“I need you to keep me going. I need you to keep me believing in the world. Buddy, I need you to wake up. I can’t lose you too, okay? I need you to come back to me…please, Charlie…come back to Dad.”
His chest rose high and when he tried to exhale, the machines started beeping rapidly. The doctors came rushing in, and they pulled my hand away from Charlie, who was shaking uncontrollably. They all began shouting at each other, saying words I didn’t understand, doing things I couldn’t comprehend.
“What’s happening?!” I shouted, but no one heard me. “What’s going on?! Charlie!” I yelled as two nurses tried to pull me out of the room. “What are they doing? What’s…Charlie!” I said, louder and louder as they pushedme from the room. “CHARLIE!”
Late Friday night, I sat at my dining room table and dialed a number that had previously been so familiar to me but hadn’t been used as much in recent days. As it rang, I held the phone to my ear. “Hello?” the voice said, smooth and soft. “Tristan, is that you?” The alertness in her sounds made my stomach twist. “Son, please say something…” she whispered.
I pounded my fist against my mouth, but I didn’t reply.
I hung up the phone. I always hung up. I sat alone in the darkness for the rest of the night, allowing it to swallow me whole.
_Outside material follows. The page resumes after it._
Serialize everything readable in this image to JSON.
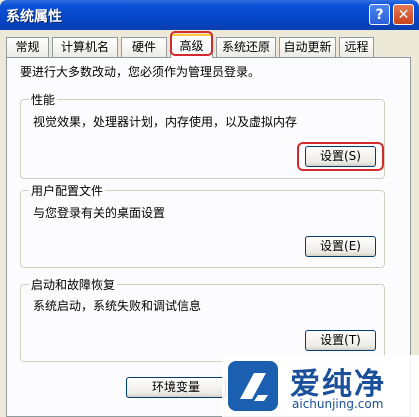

Saturday morning, I was certain I was seconds away from waking up the whole neighborhood as I tried to start the lawnmower, which kept backfiring every few seconds. Steven had always made it look so easy when he handled the lawn work, but I wasn’t having the same luck.
“Come on.” I yanked the chain to start the engine one more time, and after a few sputters, it went ahead and died. “Jesus Christ!” I kept trying over and over again, my cheeks blushing over when a few neighbors from across the street started staring at me from their homes.
When a hand landed against mine as I was about to yank the chain yet again, I jumped in freight.
“Stop,” Tristan scolded me, his brows narrowed and his eyes filled with irritation. “What the hell are you doing?”
I frowned, staring at his tight lips. “Mowing my lawn.”
“You’re not mowing your lawn.”
“Yes I am.”
“No, you’re not.”
“Then what am I doing?” I asked.
“Waking up the whole fucking world,” he grumbled.
“I’m sure people were already awake in England.”
“Just stop talking.” Hmm. It seemed he wasn’t a morning, afternoon, or night kind of person, so he had that going for him. He pushed the lawnmower away from me.